The hybrid inks and coatings combine conventional sheetfed ink with UV curing materials. They offer the process stability, high quality and ease of use of conventional inks with the high gloss and fast drying of UV inks, as well as higher rub- and scuff-resistance.

They also enable the printer to run jobs on press without special rollers or long cleanups between conventional and UV jobs. A conventional coating unit can be used to apply the UV coatings, although anilox roll coaters may have to be installed to lay down the thicker coating required for high gloss.

Now, after nearly a year of running, Sadler says the hybrid UV inks have gained better mileage and higher stability on press. When combined with improved product quality, this factor helps compensate for the higher costs.

VENDOR SUPPORT

Sadler admits that Quality Graphics Center has had to change some of its operations since installing the curing system, but UV printing has not added any time to the production of a job. “We're running at speeds right up to the press capacity of 16,000 impressions per hour,” he says. “Chemistry is the key to offset lithography, and you must have consistency and stability.”

The success of the installation was due in large part to vendor assistance. “When you're a leader in new technology, if you don't have strong vendor support, you can be hung out to dry,” Sadler says. Spectral, the curing system's UV lamp supplier, worked closely with Quality Graphics Center during installation, and even uses the printer to demo the product. Harris & Bruno Machine Co. (Roseville, CA), manufacturers of coating system technology, also worked closely with the printer to develop an anilox roll coater that can effectively lay down the heavier coating required for maximum gloss.

Sadler also has praise for Sun Chemical.

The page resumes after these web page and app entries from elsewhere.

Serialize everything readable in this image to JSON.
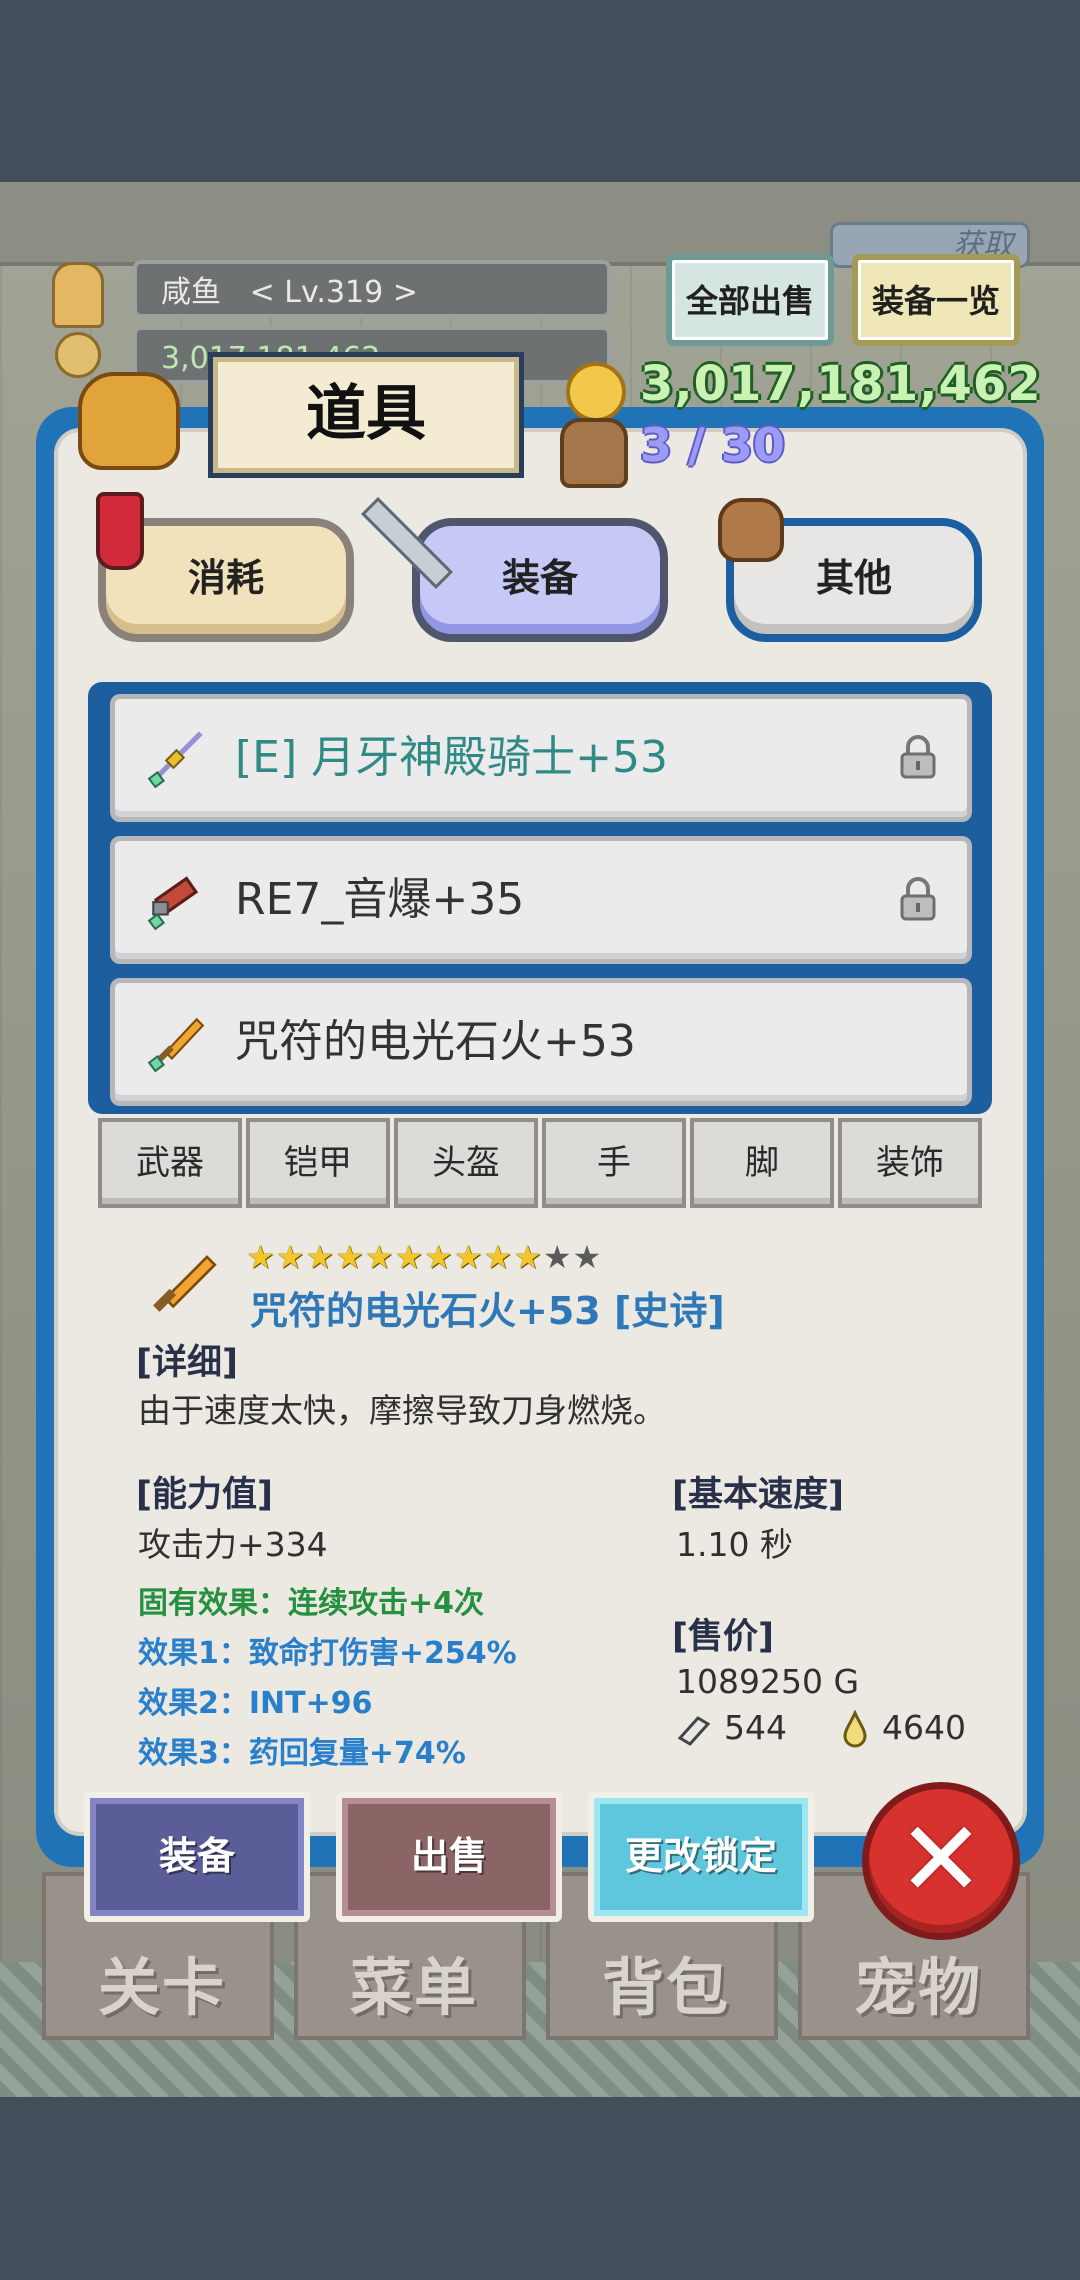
{
  "hud": {
    "player_name": "咸鱼",
    "player_level": "< Lv.319 >",
    "gold_small": "3,017,181,462",
    "corner_tag": "获取",
    "sell_all": "全部出售",
    "equip_list": "装备一览"
  },
  "panel": {
    "title": "道具",
    "gold": "3,017,181,462",
    "bag_count": "3 / 30"
  },
  "category_tabs": [
    "消耗",
    "装备",
    "其他"
  ],
  "selected_category": "装备",
  "items": [
    {
      "name": "[E] 月牙神殿骑士+53",
      "locked": true,
      "equipped": true
    },
    {
      "name": "RE7_音爆+35",
      "locked": true,
      "equipped": false
    },
    {
      "name": "咒符的电光石火+53",
      "locked": false,
      "equipped": false
    }
  ],
  "slot_tabs": [
    "武器",
    "铠甲",
    "头盔",
    "手",
    "脚",
    "装饰"
  ],
  "detail": {
    "stars_filled": 10,
    "stars_total": 12,
    "name": "咒符的电光石火+53 [史诗]",
    "detail_header": "[详细]",
    "description": "由于速度太快，摩擦导致刀身燃烧。",
    "ability_header": "[能力值]",
    "attack": "攻击力+334",
    "innate": "固有效果：连续攻击+4次",
    "effect1": "效果1：致命打伤害+254%",
    "effect2": "效果2：INT+96",
    "effect3": "效果3：药回复量+74%",
    "speed_header": "[基本速度]",
    "speed": "1.10 秒",
    "price_header": "[售价]",
    "price": "1089250 G",
    "material1": "544",
    "material2": "4640"
  },
  "actions": {
    "equip": "装备",
    "sell": "出售",
    "change_lock": "更改锁定"
  },
  "bottom_nav": [
    "关卡",
    "菜单",
    "背包",
    "宠物"
  ],
  "colors": {
    "panel_blue": "#1f73b6",
    "gold_text": "#c9f2b4",
    "item_name_equipped": "#2f8a86",
    "innate_effect": "#259040",
    "random_effect": "#2a7fcb"
  }
}
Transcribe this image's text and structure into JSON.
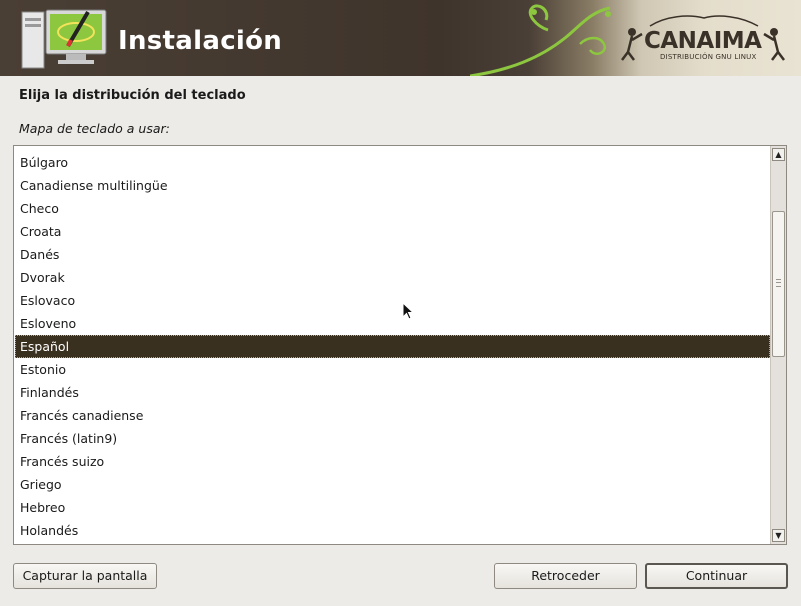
{
  "header": {
    "title": "Instalación",
    "brand": "CANAIMA",
    "brand_subtitle": "DISTRIBUCIÓN GNU LINUX",
    "colors": {
      "banner_dark": "#3f342b",
      "brand_green": "#8dc63f"
    }
  },
  "main": {
    "section_title": "Elija la distribución del teclado",
    "list_label": "Mapa de teclado a usar:",
    "selected_item": "Español",
    "items": [
      "Búlgaro",
      "Canadiense multilingüe",
      "Checo",
      "Croata",
      "Danés",
      "Dvorak",
      "Eslovaco",
      "Esloveno",
      "Español",
      "Estonio",
      "Finlandés",
      "Francés canadiense",
      "Francés (latin9)",
      "Francés suizo",
      "Griego",
      "Hebreo",
      "Holandés"
    ],
    "scrollbar": {
      "position_fraction": 0.22
    }
  },
  "footer": {
    "capture_label": "Capturar la pantalla",
    "back_label": "Retroceder",
    "continue_label": "Continuar"
  }
}
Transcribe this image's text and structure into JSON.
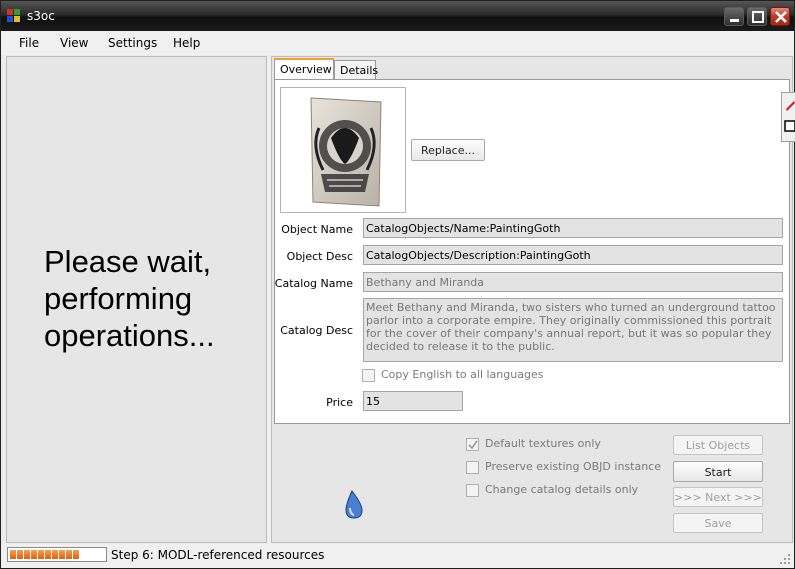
{
  "window": {
    "title": "s3oc"
  },
  "menu": {
    "items": [
      {
        "label": "File"
      },
      {
        "label": "View"
      },
      {
        "label": "Settings"
      },
      {
        "label": "Help"
      }
    ]
  },
  "left_pane": {
    "message_line1": "Please wait,",
    "message_line2": "performing",
    "message_line3": "operations..."
  },
  "tabs": [
    {
      "label": "Overview",
      "active": true
    },
    {
      "label": "Details",
      "active": false
    }
  ],
  "overview": {
    "replace_button": "Replace...",
    "object_name_label": "Object Name",
    "object_name_value": "CatalogObjects/Name:PaintingGoth",
    "object_desc_label": "Object Desc",
    "object_desc_value": "CatalogObjects/Description:PaintingGoth",
    "catalog_name_label": "Catalog Name",
    "catalog_name_value": "Bethany and Miranda",
    "catalog_desc_label": "Catalog Desc",
    "catalog_desc_value": "Meet Bethany and Miranda, two sisters who turned an underground tattoo parlor into a corporate empire. They originally commissioned this portrait for the cover of their company's annual report, but it was so popular they decided to release it to the public.",
    "copy_english_label": "Copy English to all languages",
    "copy_english_checked": false,
    "price_label": "Price",
    "price_value": "15"
  },
  "options": {
    "default_textures_label": "Default textures only",
    "default_textures_checked": true,
    "preserve_objd_label": "Preserve existing OBJD instance",
    "preserve_objd_checked": false,
    "change_catalog_label": "Change catalog details only",
    "change_catalog_checked": false
  },
  "actions": {
    "list_objects": "List Objects",
    "start": "Start",
    "next": ">>> Next >>>",
    "save": "Save"
  },
  "status": {
    "text": "Step 6: MODL-referenced resources",
    "progress": 0.75
  },
  "colors": {
    "progress_orange": "#e86a14",
    "close_red": "#c0392b",
    "tab_accent": "#f0a030"
  }
}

The vendor sent its research and development lab personnel to Quality Graphics Center to observe an early trial of the Hy-Bryte inks. Sun Chemical representatives observed firsthand a water pick-up problem and fixed it immediately, Sadler notes.

“Many of these ideas start in a lab and then have to be field-tested. It takes that interaction between printer and supplier to continually improve,” the plant manager explains. Now, just a few months after printing the VH1/Vogue job, he believes Quality Graphics Center could do an even better job with the improvements made to its UV process and materials.